What you need to do> Write every line below out again exactly, images omitted.
^^^^
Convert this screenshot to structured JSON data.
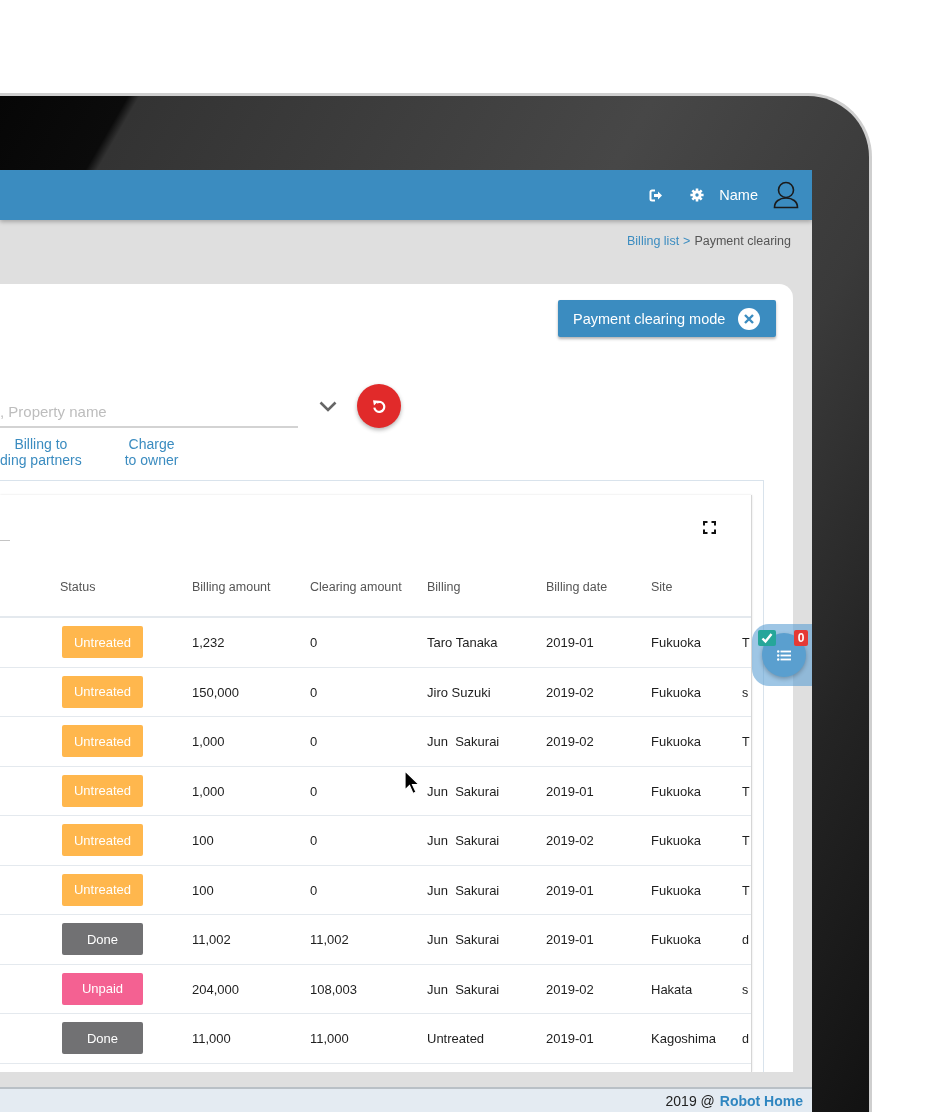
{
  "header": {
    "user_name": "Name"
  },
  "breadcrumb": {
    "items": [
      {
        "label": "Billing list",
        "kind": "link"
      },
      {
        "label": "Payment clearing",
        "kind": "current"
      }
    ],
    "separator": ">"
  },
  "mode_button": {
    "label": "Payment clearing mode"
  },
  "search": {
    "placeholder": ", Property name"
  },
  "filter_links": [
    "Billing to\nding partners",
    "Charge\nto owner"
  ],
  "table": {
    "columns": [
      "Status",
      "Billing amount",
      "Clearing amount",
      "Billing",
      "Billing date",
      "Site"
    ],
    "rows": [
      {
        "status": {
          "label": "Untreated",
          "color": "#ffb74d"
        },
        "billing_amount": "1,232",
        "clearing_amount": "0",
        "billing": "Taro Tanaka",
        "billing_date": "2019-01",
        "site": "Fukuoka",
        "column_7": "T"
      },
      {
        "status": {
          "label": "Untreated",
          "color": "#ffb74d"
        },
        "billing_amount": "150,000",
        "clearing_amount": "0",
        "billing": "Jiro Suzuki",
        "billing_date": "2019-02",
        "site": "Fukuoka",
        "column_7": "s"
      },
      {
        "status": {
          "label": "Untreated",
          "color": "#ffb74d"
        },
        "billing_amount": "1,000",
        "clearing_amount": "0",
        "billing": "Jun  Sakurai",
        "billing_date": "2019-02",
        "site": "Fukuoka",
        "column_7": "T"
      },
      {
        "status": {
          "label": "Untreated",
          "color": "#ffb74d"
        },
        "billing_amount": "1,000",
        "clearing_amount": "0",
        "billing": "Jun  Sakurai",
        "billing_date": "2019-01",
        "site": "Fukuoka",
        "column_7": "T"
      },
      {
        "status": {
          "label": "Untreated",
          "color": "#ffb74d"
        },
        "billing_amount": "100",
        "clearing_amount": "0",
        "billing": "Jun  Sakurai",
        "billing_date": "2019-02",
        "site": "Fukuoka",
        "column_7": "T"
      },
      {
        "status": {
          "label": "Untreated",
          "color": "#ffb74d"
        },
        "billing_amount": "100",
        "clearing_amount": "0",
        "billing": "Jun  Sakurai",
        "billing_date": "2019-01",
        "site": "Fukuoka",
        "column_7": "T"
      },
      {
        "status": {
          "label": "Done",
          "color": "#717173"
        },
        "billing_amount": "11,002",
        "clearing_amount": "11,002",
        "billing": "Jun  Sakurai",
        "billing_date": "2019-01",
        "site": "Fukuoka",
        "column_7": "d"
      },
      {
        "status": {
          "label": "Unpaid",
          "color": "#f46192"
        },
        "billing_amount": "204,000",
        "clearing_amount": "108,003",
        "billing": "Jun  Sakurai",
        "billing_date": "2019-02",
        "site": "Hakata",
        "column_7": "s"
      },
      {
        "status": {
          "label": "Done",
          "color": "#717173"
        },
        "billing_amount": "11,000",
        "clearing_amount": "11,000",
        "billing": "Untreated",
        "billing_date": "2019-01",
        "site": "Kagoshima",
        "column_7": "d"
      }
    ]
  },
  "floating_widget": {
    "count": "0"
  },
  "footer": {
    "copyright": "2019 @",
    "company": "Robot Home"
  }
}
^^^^
Exercise result>
Convert this screenshot to structured JSON data.
{
  "header": {
    "user_name": "Name"
  },
  "breadcrumb": {
    "items": [
      {
        "label": "Billing list",
        "kind": "link"
      },
      {
        "label": "Payment clearing",
        "kind": "current"
      }
    ],
    "separator": ">"
  },
  "mode_button": {
    "label": "Payment clearing mode"
  },
  "search": {
    "placeholder": ", Property name"
  },
  "filter_links": [
    "Billing to\nding partners",
    "Charge\nto owner"
  ],
  "table": {
    "columns": [
      "Status",
      "Billing amount",
      "Clearing amount",
      "Billing",
      "Billing date",
      "Site"
    ],
    "rows": [
      {
        "status": {
          "label": "Untreated",
          "color": "#ffb74d"
        },
        "billing_amount": "1,232",
        "clearing_amount": "0",
        "billing": "Taro Tanaka",
        "billing_date": "2019-01",
        "site": "Fukuoka",
        "column_7": "T"
      },
      {
        "status": {
          "label": "Untreated",
          "color": "#ffb74d"
        },
        "billing_amount": "150,000",
        "clearing_amount": "0",
        "billing": "Jiro Suzuki",
        "billing_date": "2019-02",
        "site": "Fukuoka",
        "column_7": "s"
      },
      {
        "status": {
          "label": "Untreated",
          "color": "#ffb74d"
        },
        "billing_amount": "1,000",
        "clearing_amount": "0",
        "billing": "Jun  Sakurai",
        "billing_date": "2019-02",
        "site": "Fukuoka",
        "column_7": "T"
      },
      {
        "status": {
          "label": "Untreated",
          "color": "#ffb74d"
        },
        "billing_amount": "1,000",
        "clearing_amount": "0",
        "billing": "Jun  Sakurai",
        "billing_date": "2019-01",
        "site": "Fukuoka",
        "column_7": "T"
      },
      {
        "status": {
          "label": "Untreated",
          "color": "#ffb74d"
        },
        "billing_amount": "100",
        "clearing_amount": "0",
        "billing": "Jun  Sakurai",
        "billing_date": "2019-02",
        "site": "Fukuoka",
        "column_7": "T"
      },
      {
        "status": {
          "label": "Untreated",
          "color": "#ffb74d"
        },
        "billing_amount": "100",
        "clearing_amount": "0",
        "billing": "Jun  Sakurai",
        "billing_date": "2019-01",
        "site": "Fukuoka",
        "column_7": "T"
      },
      {
        "status": {
          "label": "Done",
          "color": "#717173"
        },
        "billing_amount": "11,002",
        "clearing_amount": "11,002",
        "billing": "Jun  Sakurai",
        "billing_date": "2019-01",
        "site": "Fukuoka",
        "column_7": "d"
      },
      {
        "status": {
          "label": "Unpaid",
          "color": "#f46192"
        },
        "billing_amount": "204,000",
        "clearing_amount": "108,003",
        "billing": "Jun  Sakurai",
        "billing_date": "2019-02",
        "site": "Hakata",
        "column_7": "s"
      },
      {
        "status": {
          "label": "Done",
          "color": "#717173"
        },
        "billing_amount": "11,000",
        "clearing_amount": "11,000",
        "billing": "Untreated",
        "billing_date": "2019-01",
        "site": "Kagoshima",
        "column_7": "d"
      }
    ]
  },
  "floating_widget": {
    "count": "0"
  },
  "footer": {
    "copyright": "2019 @",
    "company": "Robot Home"
  }
}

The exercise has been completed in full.